  3. When prompted “Do you want to open or save this file?”, click Open.
  4. Extract the file (also know as ‘unzipping’). The option location varies depending on your operating system and the utility.
  5. Double-click the file “AdobeReaderPatch10.1.2_cpsid_92870.exe” to begin the update.
  6. When a prompt notifies you that the update is complete, restart your computer.
Install patch for Reader 10.1.2 in silent mode (Windows only)
  1. Log in to your Windows computer as an Administrator.
  2. Click the following link to download the patch file: AdobeReaderPatch10.1.2_cpsid_92870.zip
  3. When prompted “Do you want to open or save this file?”, click Open.
  4. Extract the file.
  5. Open the command prompt ‘As Administrator’.
  6. Type the path to the patch file executable, and add the -silent flag on the command line. For example:

  1. Silent mode supresses all dialog boxes so you do not get a message indicating that the update is complete. The executable posts a log file “AcroPatchApplication1012.log” in the temp directory (%temp%).
  2. When the update is complete, restart the computer.

PDF iFilters – Which Is Right For You?

I’ve written about iFilters a little beforeAs defined by Wikipedia,

IFilters are plugins that allow the Windows Indexing Service and the newer Windows Desktop Search to index different various file formats so that they become searchable. Without an appropriate IFilter, contents of a file cannot be indexed.

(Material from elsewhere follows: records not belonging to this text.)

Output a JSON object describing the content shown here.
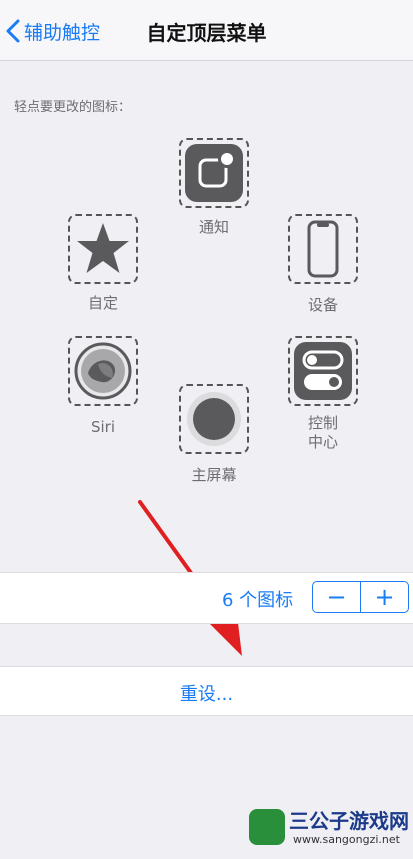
{
  "nav": {
    "back_label": "辅助触控",
    "title": "自定顶层菜单"
  },
  "hint": "轻点要更改的图标：",
  "icons": [
    {
      "label": "通知"
    },
    {
      "label": "自定"
    },
    {
      "label": "设备"
    },
    {
      "label": "Siri"
    },
    {
      "label": "控制\n中心"
    },
    {
      "label": "主屏幕"
    }
  ],
  "count": {
    "label": "6 个图标",
    "minus": "−",
    "plus": "+"
  },
  "reset_label": "重设...",
  "watermark": {
    "name": "三公子游戏网",
    "url": "www.sangongzi.net"
  },
  "colors": {
    "accent": "#1a7cf5",
    "annotation_arrow": "#e02020"
  }
}
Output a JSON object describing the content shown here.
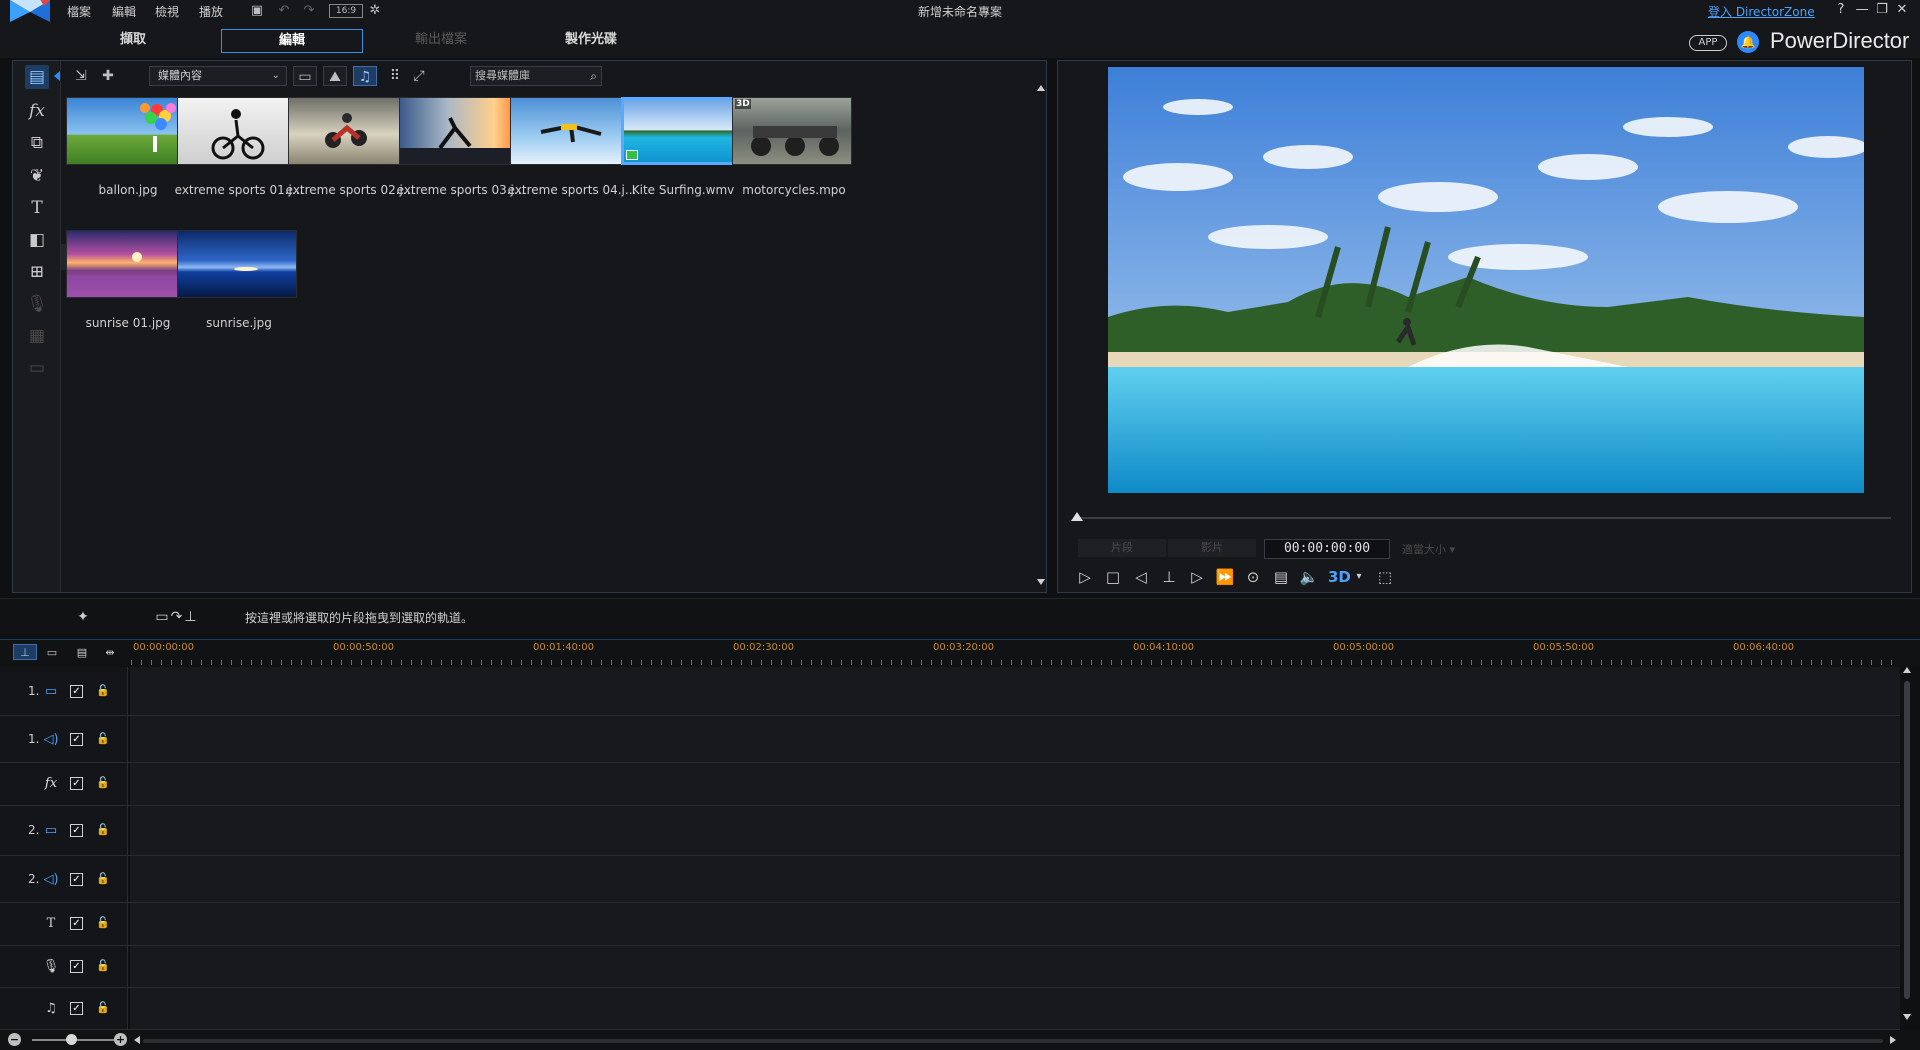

Surprisingly, for a long time the only 64 bit PDF iFilter which was available was from an outfit called Foxit Software rather than Adobe.  However, last December, Adobe released their own version.

Both do the trick, of course, but your mileage may vary.  Jie Li did a performance comparison between the two (Deb Haldar did the same for the 32 bit versions earlier) and found that the Foxit iFilter was about 5x faster than the Adobe version with his set of PDF documents.  The Foxit iFilter now costs about $329 per dual core server, while the Adobe one is free.  So you should consider what your environment contains and what you’d like to spend.

I would suggest trying both iFilters in a test environment that has a corpus of documents similar to your production environment (an exact copy would be best) and see which works better for you, then decide.  Different document contents, a mix of languages, etc. can change the performance profiles of indexing, so you’d make a better decision based on testing with your own content.

Be sure to follow the installation instructions from start to finish, as there are a few “manual” steps required to update the registry on the server, register the document icon, and such, depending on which iFilter you choose.

iFilters for SharePoint Search

Once you have your SharePoint server up and running and begin to build up a corpus of content, you may find that certain documents aren’t turning up in searches.  This may be due to not having the appropriate iFilters installed.  From the Wikipedia entry:

IFilters are plugins that allow the Windows Indexing Service and the newer Windows Desktop Search to index different various file formats so that they become searchable. Without an appropriate IFilter, contents of a file cannot be indexed.

Here are a few important ones.  If your organization uses a particular type of file frequently, make sure to look into the iFilter for it.  The Wikipedia article above has links to many free and for-pay iFilters.  Note that there may be different versions of iFilters for 32-bit vs. 64-bit operating systems, different file versions, etc., so be sure to get the right ones for your needs.

2007 Office System Converter: Microsoft Filter Pack – This download will install and register IFilters with the Windows Indexing Service. These IFilters are used by Microsoft Search products to index the contents of specific document formats. This Filter Pack includes IFilters for the following formats: .docx, .docm, .pptx, .pptm, .xlsx, .xlsm, .xlsb, .zip, .one, .vdx, .vsd, .vss, .vst, .vdx, .vsx, and .vtx.

Adobe PDF IFilter v6.0 or Adobe PDF iFilter 9 for 64-bit platforms – Adobe® PDF iFilter is designed for end users or administrators who wish to index Adobe PDF documents using Microsoft indexing clients. This allows the user to easily search for text within Adobe PDF documents.